online about strapping a bomb to his chest and walking
into the Sears Tower. I hope you take action against him."
Hart found Osamah’s name on Facebook after randomly typing in the name “Osama”— Abdallah’s name came up first. Hart began to “harass” Abdallah over his Facebook account with messages, and soon he emailed the NSA who had Abdallah arrested in class based on Hart’s fictitious claim.
Abdallah’s case is the extreme, though, and it has not stopped me from using my Facebook account as a networking tool in class. Facebook has been one of the easiest and fastest ways for students to post media work online for the class to discuss. I have allowed students to be my 'friends' and to connect to a “Group” page on my account. Since I was new to Facebook last year, I did not understand the distinctions to be made on personal ‘wall’ preferences (your home page site that everyone can read) or the different categories of ‘friends.’ Many educators  advise against ‘befriending’ your students on social networking sites because of the ethical issues involved and the possibility of students (or faculty) posting intimate or inappropriate materials.
I did not worry about the ethics of access for my first class use of Facebook. Since I was a novice at using it, the students taught and advised me on how to use Facebook utilities in more advanced ways. In my classes students were writing and making films about the ethics of the Internet (including T.J. Berden's documentary, Facebooked, on the Abdallah incident). But I neglected to apply any ethical questions to our own class situation because everyone (students and teacher) treated our Facebook spaces with respect. My own instincts towards privacy keep me from over-reading either my son’s or my students’ more personal public messages, just as they inform me of popular media tendencies. Of course, not every classroom situation operates this effectively. Confused ‘Adam Harts’ as well as confused instructors exist at every university and need to be educated and protected from themselves.

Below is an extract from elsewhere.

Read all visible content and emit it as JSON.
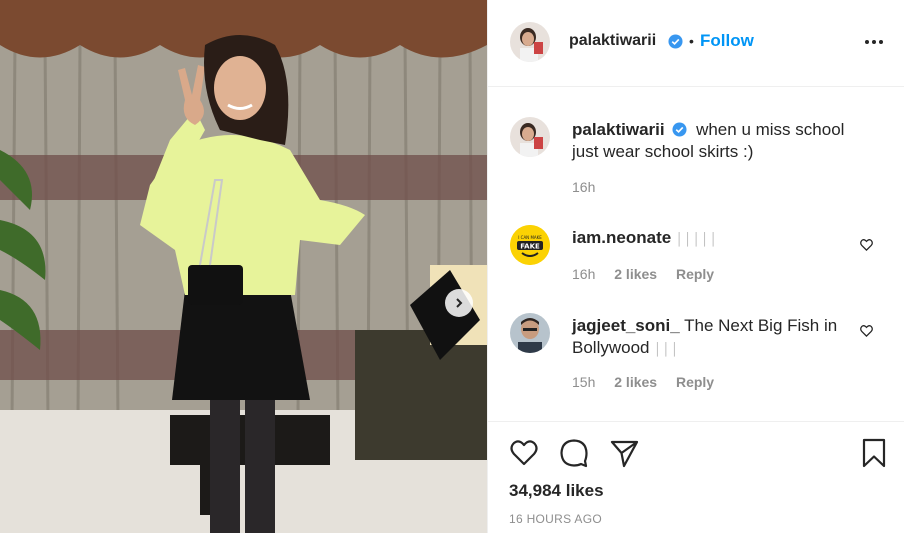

Despite the few ethical challenges, plenty of interesting options exist on Facebook. I particularly like the “What are you doing right now?” section, which promotes a present-oriented philosophy of self, and is at the top of every ‘wall’ or home page. In this blog-like section of Facebook, you don’t just express what you’re doing at that moment, but, instinctively, how you feel about what you are doing. This activity involves aesthetics in all of its glory. You need just the right touch to communicate your feelings effectively. One day, I posted my mother’s sweet potato recipe that I had just finished making, and I had a number of friends respond within hours with more questions and compliments. Twitter’s service is even more direct. People start ‘twittering’ their experiences while walking down the street, sharing their immediate perceptions of the world with a network of friends. Facebook. Twitter. YouTube. Suddenly, millions of people are transforming themselves into poets and video artists with instant PR circles!
The sense of immediacy and collaboration from social networking has made Facebook one tool for overcoming distances—between parent and child, student and teacher, artist and audience, politician and voter... But, as my son’s comments suggest, Facebook clearly has its limitations.
Make sure you use wisely and sprinkle your sites generously with humor and creativity…